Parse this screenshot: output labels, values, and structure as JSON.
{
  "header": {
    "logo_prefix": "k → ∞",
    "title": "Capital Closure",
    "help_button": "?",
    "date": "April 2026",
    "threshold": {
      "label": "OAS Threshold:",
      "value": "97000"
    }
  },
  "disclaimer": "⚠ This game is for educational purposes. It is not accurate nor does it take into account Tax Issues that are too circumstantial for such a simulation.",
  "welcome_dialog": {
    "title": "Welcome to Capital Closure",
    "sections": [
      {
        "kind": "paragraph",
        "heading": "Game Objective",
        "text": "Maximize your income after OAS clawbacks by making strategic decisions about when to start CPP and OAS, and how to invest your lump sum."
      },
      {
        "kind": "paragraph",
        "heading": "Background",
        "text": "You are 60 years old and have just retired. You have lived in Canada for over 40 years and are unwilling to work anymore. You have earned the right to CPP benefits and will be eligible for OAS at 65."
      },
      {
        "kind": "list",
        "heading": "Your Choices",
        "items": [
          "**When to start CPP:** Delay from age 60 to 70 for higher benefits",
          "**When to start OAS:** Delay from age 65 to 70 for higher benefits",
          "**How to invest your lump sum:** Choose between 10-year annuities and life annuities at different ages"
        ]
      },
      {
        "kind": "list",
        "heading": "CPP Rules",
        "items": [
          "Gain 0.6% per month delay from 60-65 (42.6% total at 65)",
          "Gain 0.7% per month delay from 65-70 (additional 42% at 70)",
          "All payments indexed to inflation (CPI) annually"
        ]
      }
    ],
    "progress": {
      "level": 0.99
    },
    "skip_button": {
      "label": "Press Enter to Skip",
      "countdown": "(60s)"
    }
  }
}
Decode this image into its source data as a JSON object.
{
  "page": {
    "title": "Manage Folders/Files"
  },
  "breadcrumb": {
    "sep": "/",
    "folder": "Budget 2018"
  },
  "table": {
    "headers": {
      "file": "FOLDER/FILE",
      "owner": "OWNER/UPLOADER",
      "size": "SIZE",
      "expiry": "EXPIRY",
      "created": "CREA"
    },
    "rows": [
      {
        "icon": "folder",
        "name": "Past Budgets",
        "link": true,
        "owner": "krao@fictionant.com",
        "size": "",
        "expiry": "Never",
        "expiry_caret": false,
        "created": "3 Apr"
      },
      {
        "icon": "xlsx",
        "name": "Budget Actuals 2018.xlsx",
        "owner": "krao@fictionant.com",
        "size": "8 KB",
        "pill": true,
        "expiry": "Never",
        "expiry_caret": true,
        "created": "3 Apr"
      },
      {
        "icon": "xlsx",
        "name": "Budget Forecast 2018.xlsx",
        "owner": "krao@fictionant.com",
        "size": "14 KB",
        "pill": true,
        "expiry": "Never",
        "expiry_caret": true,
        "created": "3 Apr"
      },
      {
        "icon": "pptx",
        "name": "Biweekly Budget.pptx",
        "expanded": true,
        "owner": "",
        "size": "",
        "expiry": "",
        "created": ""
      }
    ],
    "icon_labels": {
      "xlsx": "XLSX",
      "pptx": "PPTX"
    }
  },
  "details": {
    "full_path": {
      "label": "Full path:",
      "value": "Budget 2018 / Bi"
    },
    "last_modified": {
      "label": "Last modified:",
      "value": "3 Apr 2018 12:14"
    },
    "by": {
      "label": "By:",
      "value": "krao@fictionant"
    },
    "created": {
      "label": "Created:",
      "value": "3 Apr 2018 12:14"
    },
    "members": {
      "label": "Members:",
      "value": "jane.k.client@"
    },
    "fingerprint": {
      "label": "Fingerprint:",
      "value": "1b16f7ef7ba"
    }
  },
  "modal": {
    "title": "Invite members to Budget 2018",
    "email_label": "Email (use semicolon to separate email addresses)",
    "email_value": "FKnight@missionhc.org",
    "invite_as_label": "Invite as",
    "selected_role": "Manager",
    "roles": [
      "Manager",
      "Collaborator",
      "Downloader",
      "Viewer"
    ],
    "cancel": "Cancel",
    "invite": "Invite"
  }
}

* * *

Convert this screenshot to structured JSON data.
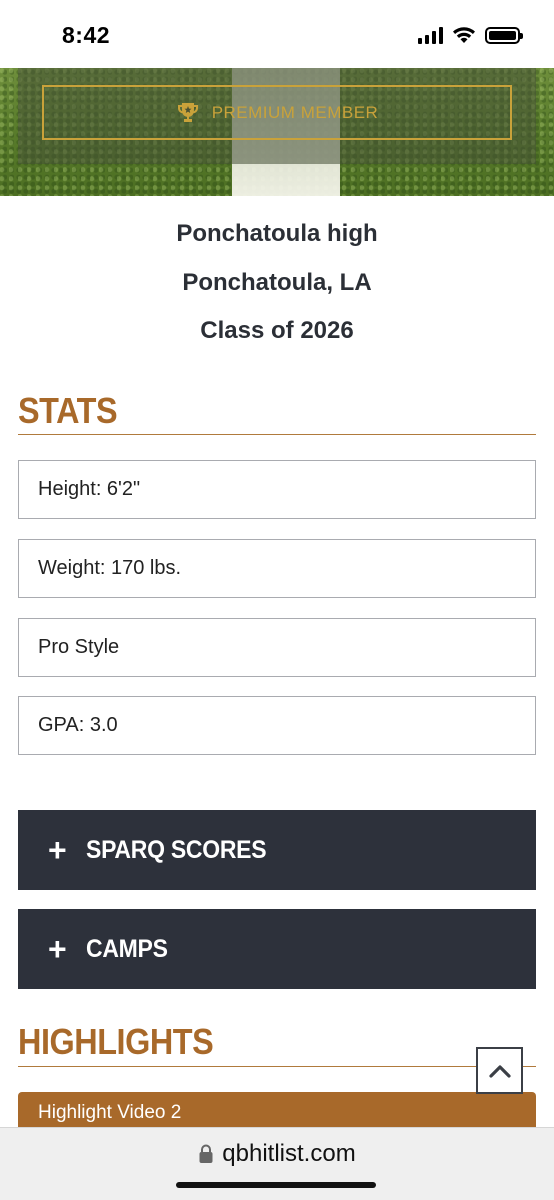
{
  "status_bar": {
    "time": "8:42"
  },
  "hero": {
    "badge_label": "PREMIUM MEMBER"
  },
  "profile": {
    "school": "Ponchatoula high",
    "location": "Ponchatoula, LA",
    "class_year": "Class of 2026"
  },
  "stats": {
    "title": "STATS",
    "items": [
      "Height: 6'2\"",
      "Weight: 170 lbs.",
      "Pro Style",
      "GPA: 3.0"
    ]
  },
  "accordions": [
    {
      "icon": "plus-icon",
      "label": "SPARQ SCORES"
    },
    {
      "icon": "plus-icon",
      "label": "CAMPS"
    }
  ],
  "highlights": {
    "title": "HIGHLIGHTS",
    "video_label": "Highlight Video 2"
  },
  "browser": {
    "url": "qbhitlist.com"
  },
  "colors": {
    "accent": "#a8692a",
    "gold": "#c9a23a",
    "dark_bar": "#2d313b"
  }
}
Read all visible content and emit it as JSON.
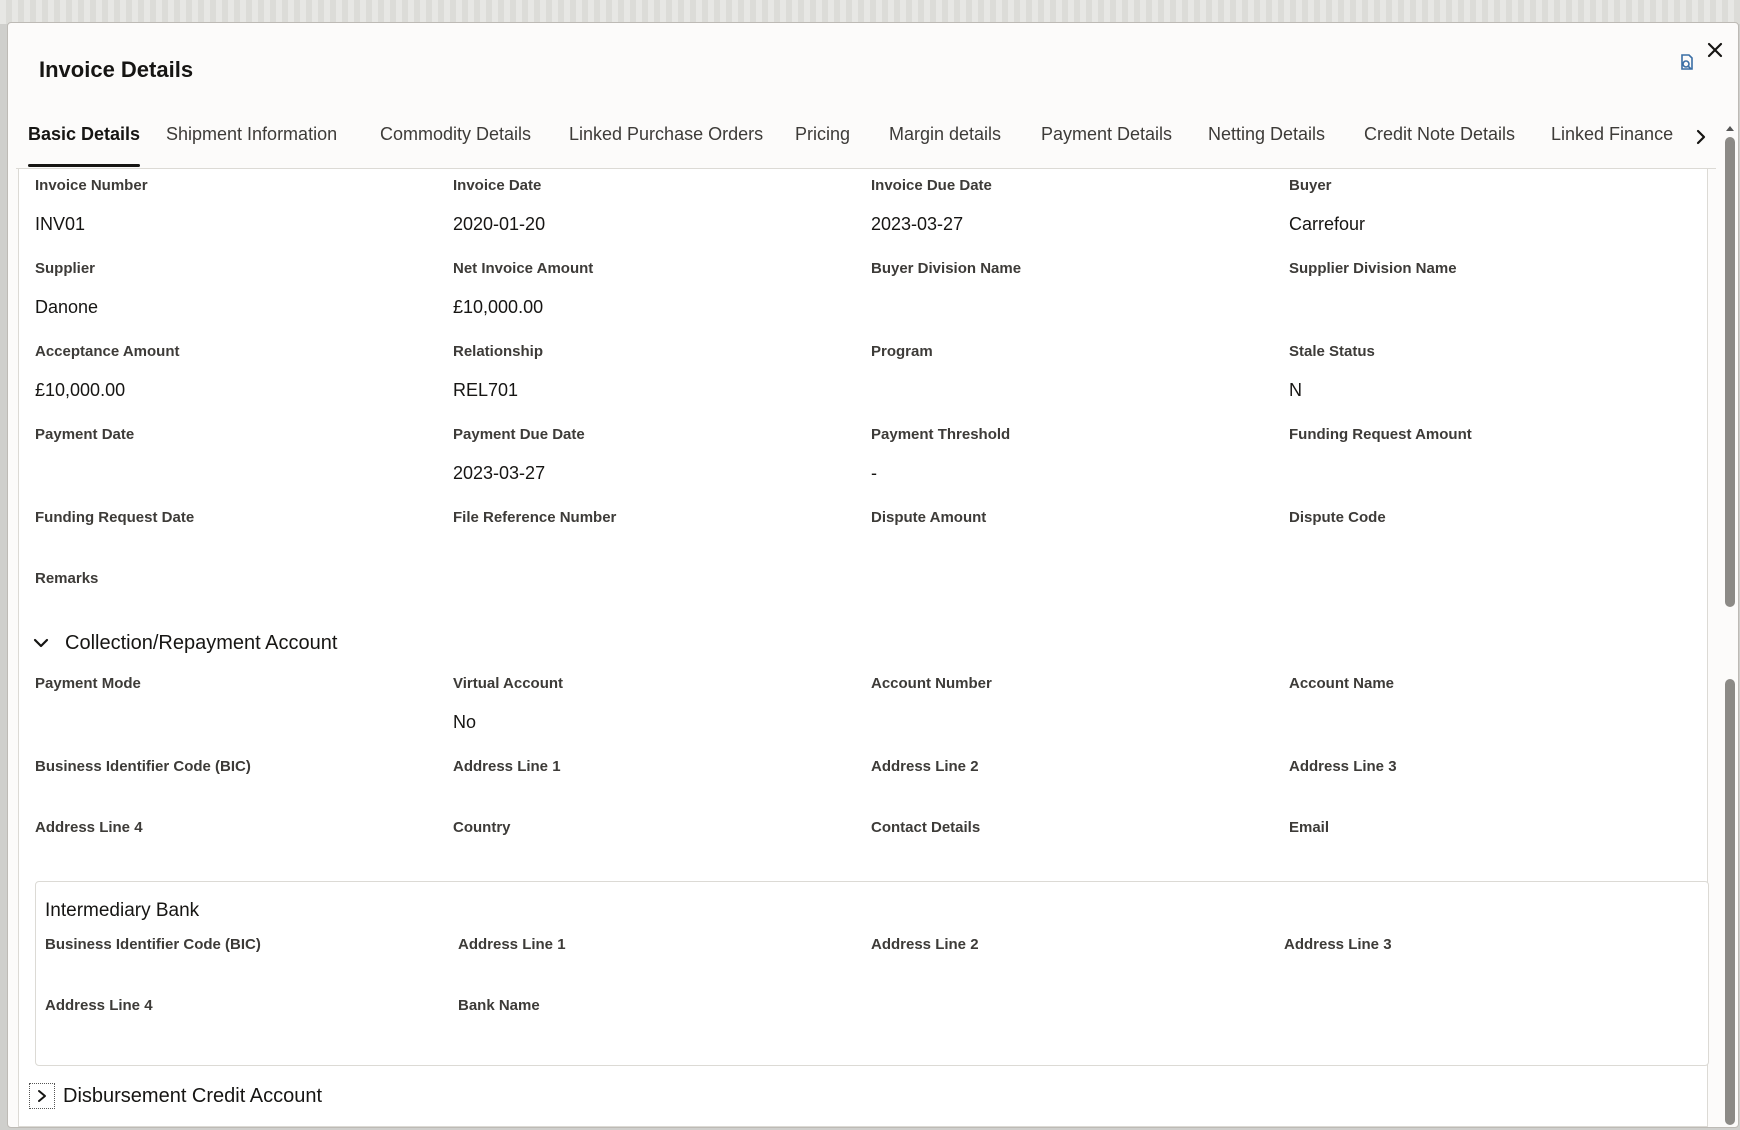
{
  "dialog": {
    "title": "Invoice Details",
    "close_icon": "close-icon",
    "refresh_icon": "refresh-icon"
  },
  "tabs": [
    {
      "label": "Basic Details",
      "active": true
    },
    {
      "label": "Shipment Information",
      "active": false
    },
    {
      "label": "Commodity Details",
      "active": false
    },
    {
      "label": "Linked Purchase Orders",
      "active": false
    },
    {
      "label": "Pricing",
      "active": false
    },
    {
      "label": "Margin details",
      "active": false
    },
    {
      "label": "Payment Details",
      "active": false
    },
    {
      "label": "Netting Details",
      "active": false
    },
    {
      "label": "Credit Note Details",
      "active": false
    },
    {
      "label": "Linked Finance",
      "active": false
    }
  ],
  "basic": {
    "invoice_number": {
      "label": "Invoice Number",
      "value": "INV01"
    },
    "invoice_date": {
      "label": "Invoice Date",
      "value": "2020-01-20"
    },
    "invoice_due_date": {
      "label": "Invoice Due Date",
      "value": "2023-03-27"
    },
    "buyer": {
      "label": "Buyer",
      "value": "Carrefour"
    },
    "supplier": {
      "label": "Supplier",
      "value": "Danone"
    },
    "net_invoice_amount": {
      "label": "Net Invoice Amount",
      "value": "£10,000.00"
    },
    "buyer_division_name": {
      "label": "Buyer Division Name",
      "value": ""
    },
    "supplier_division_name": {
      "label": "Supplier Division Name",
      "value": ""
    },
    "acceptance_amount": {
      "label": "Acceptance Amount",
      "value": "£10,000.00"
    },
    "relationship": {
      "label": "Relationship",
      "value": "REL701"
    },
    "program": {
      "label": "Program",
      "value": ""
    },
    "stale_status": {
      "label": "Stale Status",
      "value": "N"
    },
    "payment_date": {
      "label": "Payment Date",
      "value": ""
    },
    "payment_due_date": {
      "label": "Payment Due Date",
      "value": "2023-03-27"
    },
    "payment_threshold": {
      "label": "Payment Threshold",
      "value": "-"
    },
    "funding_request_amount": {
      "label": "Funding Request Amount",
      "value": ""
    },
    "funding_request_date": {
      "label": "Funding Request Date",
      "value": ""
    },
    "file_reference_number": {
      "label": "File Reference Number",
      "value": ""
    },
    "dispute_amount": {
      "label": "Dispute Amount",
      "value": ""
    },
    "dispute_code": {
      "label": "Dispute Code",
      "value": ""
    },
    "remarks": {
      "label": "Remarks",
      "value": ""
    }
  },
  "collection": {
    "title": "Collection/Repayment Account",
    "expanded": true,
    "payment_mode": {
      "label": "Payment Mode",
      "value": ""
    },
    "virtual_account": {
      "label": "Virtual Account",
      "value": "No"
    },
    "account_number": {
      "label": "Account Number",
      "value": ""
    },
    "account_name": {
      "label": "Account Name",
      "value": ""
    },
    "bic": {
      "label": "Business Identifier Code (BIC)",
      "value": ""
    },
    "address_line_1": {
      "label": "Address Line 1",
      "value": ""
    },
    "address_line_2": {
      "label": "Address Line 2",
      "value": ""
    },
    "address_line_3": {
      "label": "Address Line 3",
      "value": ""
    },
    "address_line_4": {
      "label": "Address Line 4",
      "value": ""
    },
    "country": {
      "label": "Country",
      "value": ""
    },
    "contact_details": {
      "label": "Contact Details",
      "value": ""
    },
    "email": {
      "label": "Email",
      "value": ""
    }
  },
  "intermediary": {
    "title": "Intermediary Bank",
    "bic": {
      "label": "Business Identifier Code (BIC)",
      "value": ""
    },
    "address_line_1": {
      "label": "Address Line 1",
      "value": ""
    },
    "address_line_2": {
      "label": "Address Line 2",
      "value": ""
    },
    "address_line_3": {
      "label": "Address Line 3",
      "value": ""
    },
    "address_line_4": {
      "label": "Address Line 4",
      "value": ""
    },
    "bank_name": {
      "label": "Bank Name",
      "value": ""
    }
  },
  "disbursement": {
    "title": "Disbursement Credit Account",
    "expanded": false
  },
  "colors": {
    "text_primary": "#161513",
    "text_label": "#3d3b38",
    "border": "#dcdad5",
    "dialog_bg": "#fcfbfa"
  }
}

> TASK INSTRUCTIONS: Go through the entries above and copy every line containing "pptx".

> RESPONSE:
        "icon": "pptx",
        "name": "Biweekly Budget.pptx",
      "pptx": "PPTX"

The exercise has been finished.